    By God’s amazing grace, Spirit and gospel, however, God graciously transforms us so that we serve not those idols, but the living God. God frees God’s beloved people from slavery to sin, Satan and death and puts us into God’s loving and willing service.

    However, this gospel also produces in Christians what Paul calls the willingness to “wait for God’s Son from heaven.” Jesus’ adopted brothers and sisters patiently await the One whom God raised from the dead to rescue us from the “coming wrath.”

    So this Sunday’s Epistolary reminds its proclaimers and hearers that the church that receives the gospel must also pass it on. This is what Stott calls God’s basic plan for world evangelization.  We let the gospel we’ve received ring out throughout our world.

    However, churches that pass on the gospel also live in ways consistent with it.  People were convinced of the validity of the Thessalonians’ faith not just by what they had heard, but also by what they had seen in the Thessalonian Christians.
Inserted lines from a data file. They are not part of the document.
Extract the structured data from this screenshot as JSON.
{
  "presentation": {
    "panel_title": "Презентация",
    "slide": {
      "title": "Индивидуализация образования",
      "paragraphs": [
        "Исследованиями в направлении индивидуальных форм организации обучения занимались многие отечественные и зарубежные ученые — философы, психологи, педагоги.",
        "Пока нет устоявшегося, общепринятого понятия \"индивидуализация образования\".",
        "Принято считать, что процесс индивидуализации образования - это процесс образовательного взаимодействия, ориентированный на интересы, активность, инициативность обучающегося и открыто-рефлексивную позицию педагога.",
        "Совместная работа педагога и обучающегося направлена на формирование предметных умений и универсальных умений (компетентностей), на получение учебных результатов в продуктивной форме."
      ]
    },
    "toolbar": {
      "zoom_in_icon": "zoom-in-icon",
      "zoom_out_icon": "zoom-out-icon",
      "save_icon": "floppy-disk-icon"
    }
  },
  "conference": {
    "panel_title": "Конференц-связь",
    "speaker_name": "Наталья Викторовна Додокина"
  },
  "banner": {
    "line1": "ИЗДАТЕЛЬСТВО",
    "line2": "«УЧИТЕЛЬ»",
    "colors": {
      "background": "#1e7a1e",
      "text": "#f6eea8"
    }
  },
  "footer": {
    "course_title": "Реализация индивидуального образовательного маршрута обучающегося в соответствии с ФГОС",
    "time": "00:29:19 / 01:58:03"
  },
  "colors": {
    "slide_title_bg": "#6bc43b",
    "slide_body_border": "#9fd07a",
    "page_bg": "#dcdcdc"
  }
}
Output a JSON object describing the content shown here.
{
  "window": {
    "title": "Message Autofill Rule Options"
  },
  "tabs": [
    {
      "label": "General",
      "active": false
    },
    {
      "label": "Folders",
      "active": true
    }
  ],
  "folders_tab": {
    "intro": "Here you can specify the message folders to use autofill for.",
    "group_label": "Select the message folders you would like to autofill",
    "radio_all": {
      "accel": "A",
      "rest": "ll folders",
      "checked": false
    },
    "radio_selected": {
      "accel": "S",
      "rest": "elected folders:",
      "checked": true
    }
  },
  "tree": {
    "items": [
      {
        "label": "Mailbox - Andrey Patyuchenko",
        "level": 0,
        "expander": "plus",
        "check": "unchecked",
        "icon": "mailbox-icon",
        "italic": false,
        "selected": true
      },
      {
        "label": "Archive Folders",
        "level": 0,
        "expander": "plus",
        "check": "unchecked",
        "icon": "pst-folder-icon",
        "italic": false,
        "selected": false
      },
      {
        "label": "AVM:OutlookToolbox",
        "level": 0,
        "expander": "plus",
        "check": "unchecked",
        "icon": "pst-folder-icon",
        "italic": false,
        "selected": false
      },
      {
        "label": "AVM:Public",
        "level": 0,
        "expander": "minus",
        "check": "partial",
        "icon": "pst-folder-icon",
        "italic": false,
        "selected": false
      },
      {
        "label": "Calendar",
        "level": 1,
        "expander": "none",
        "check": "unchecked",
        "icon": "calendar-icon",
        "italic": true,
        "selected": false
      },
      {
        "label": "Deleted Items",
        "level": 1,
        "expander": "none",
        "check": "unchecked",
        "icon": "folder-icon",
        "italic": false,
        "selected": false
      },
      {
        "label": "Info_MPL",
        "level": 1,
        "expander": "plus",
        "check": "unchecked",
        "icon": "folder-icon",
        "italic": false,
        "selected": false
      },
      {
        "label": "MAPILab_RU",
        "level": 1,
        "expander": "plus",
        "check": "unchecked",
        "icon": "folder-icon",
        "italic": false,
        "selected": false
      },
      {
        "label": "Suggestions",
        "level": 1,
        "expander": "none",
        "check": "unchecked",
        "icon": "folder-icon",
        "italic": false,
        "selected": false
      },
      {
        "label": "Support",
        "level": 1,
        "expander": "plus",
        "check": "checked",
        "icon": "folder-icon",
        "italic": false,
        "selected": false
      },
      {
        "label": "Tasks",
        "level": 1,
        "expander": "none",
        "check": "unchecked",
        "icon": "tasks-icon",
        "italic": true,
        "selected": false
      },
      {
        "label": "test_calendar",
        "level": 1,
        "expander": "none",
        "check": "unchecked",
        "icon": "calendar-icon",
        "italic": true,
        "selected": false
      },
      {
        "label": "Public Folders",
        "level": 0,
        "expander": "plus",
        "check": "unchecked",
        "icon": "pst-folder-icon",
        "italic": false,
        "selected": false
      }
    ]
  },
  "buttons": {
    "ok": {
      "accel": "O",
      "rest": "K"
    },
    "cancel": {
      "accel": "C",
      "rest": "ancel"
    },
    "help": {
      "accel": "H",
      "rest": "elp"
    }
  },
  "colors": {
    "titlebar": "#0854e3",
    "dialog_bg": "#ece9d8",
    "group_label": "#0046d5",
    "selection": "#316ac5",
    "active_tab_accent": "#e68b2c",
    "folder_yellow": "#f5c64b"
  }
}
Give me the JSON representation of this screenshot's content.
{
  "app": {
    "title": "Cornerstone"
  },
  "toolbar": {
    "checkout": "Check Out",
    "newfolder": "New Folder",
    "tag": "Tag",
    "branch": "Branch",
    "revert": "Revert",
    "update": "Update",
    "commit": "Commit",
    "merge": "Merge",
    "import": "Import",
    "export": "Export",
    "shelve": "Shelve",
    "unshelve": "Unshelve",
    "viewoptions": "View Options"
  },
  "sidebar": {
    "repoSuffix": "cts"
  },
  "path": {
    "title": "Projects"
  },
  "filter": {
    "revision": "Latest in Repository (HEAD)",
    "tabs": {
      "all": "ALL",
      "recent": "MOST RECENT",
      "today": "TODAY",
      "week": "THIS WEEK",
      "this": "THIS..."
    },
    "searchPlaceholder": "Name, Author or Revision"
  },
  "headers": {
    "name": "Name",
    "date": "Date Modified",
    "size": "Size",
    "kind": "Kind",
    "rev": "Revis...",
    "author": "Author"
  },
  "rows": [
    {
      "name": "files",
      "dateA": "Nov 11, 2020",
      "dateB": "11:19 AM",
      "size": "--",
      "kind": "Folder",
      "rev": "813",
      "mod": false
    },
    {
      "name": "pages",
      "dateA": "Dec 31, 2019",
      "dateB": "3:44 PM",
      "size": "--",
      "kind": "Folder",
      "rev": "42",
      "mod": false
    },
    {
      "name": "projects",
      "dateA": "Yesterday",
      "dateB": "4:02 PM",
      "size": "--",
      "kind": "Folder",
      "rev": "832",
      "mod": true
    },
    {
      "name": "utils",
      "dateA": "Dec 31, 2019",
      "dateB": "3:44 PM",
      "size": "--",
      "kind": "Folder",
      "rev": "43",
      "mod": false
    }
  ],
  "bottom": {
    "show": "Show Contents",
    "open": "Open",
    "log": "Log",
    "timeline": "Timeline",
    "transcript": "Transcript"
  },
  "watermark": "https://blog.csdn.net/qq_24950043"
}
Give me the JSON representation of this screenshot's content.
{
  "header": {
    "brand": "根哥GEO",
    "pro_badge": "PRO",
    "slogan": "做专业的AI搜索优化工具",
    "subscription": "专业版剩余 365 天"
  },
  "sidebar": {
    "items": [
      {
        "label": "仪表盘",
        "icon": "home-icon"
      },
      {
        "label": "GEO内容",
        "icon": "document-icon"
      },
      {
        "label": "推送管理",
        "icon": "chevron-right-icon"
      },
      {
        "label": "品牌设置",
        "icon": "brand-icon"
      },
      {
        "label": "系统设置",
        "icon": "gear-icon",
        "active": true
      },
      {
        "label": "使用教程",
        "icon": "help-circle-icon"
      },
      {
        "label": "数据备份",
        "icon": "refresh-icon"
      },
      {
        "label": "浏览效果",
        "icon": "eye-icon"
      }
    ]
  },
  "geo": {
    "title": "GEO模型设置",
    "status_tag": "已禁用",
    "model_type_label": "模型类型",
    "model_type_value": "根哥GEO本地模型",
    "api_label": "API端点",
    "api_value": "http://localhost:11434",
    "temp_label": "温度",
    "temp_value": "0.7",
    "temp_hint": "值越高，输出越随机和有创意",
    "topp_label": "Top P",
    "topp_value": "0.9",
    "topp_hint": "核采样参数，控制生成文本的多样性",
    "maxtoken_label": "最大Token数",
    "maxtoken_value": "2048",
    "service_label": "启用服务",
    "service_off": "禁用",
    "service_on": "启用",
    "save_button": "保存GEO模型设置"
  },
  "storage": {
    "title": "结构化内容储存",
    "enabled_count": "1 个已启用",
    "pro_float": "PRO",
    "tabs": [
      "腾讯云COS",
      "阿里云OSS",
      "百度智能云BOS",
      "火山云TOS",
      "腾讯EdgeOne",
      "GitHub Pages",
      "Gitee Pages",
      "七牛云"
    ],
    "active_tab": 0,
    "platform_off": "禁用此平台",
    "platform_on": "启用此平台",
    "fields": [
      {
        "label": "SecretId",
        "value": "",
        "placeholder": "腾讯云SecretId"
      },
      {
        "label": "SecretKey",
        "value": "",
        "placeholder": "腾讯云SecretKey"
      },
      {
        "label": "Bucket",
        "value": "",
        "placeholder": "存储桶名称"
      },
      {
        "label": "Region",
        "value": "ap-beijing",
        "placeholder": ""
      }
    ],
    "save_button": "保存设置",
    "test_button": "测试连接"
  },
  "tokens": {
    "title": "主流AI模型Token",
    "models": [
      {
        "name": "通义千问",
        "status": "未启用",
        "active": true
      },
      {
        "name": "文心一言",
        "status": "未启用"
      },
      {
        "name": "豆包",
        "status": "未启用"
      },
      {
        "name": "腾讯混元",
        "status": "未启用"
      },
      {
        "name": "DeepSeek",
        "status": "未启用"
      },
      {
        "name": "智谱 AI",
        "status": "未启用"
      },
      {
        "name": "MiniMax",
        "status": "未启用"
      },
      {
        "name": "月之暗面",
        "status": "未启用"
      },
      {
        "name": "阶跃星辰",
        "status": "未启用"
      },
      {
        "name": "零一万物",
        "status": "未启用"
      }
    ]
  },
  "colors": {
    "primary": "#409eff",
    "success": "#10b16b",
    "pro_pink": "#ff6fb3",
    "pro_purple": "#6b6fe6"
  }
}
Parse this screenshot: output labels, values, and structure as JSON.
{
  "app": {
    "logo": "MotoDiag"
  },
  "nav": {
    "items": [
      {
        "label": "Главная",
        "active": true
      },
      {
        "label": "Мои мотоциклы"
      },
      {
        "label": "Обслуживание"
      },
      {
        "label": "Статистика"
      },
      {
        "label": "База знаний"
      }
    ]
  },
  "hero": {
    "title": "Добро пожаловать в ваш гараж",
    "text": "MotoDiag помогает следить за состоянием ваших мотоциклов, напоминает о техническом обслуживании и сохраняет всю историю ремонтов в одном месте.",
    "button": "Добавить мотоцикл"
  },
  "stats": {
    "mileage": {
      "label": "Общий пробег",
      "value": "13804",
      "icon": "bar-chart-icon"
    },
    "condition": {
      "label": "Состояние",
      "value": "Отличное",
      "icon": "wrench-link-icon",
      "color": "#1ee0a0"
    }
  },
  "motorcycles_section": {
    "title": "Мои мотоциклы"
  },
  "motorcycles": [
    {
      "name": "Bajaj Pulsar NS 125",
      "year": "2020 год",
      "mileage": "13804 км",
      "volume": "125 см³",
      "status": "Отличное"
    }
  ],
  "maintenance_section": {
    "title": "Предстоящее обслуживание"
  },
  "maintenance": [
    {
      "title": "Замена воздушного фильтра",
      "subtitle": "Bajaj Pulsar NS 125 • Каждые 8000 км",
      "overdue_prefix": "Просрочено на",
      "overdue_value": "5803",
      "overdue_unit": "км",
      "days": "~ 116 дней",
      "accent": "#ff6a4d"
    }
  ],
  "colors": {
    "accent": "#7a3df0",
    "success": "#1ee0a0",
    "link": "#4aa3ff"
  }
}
    No church can spread the gospel with any credibility unless the gospel it spreads has visibly changed it. Churches want to look like what we talk about. After all, it’s not enough to just receive the gospel and pass it on, whether through missionaries or through testimonies. Jesus’ followers also model the gospel in the way we live, talk and even think.

    Those who plan to proclaim I Thessalonians 1 this week might spend some time reflecting on how God is at work in their church in ways that echo God’s work in the church in Thessalonica. We might also let that work inspire us to be publicly thankful to God and our church. After all, those who hear us may, by the power of the Spirit, be more receptive to what we say if we, with Paul, let them know how thankful to God we are for them.

    Illustration Idea

    In her November 28, 2003 article entitled, “Gratitude Grows as Salutary Habit,” Jane Lampman writes about thanksgiving: “For many Americans, Thanksgiving is their favorite holiday. Gathering at the table with family and friends in memory-filled tradition. Plenty of soul-satisfying food. And, the special feeling that comes from sharing gratitude.

    “‘Thanksgiving has always been a favorite: It’s a time for gratitude and a holiday we haven’t messed up!’ says Susan Kirby, a California mother of two. That feeling is garnering a lot more attention these days, and not just during the fourth week of November. A universal experience and a component of many religious traditions for centuries, gratitude is being recognized not simply as a desirable virtue, but also as an essential element to wholeness and well-being.

    “As latecomers to the concept, scientists are now engaged in long-term research that has already confirmed a host of beneficial outcomes, from healthier, more satisfying lives to greater vitality and more generous outreach to help others. ‘We’re seeing how concrete the effects of a grateful focus are.’ says Robert Emmons, a leading psychologist in the field. And people from many cultures are seeking ways to make gratitude a more conscious daily altitude that shapes their experience…

    “Gratitude research is part of the growing field of positive psychology, which focuses on the strengths of human beings. In simple terms, it’s an empirical test of counting one’s blessings. ‘We’re trying to find ways to measure the healing power of gratitude in people’s lives.’ says Dr. Emmons, a professor at the University of California, Davis. They’re also studying the causes of and impediments to gratitude and developing methods to help people cultivate it.

    For example, ‘the simple act of keeping a gratitude journal on a regular basis seems to have so many different effects.’ says Emmons. ‘People feel closer to God, sleep better, feel more connected to others, and make more progress toward important personal goals.’ They also report fewer symptoms of illness and higher levels of energy than do those in control groups.”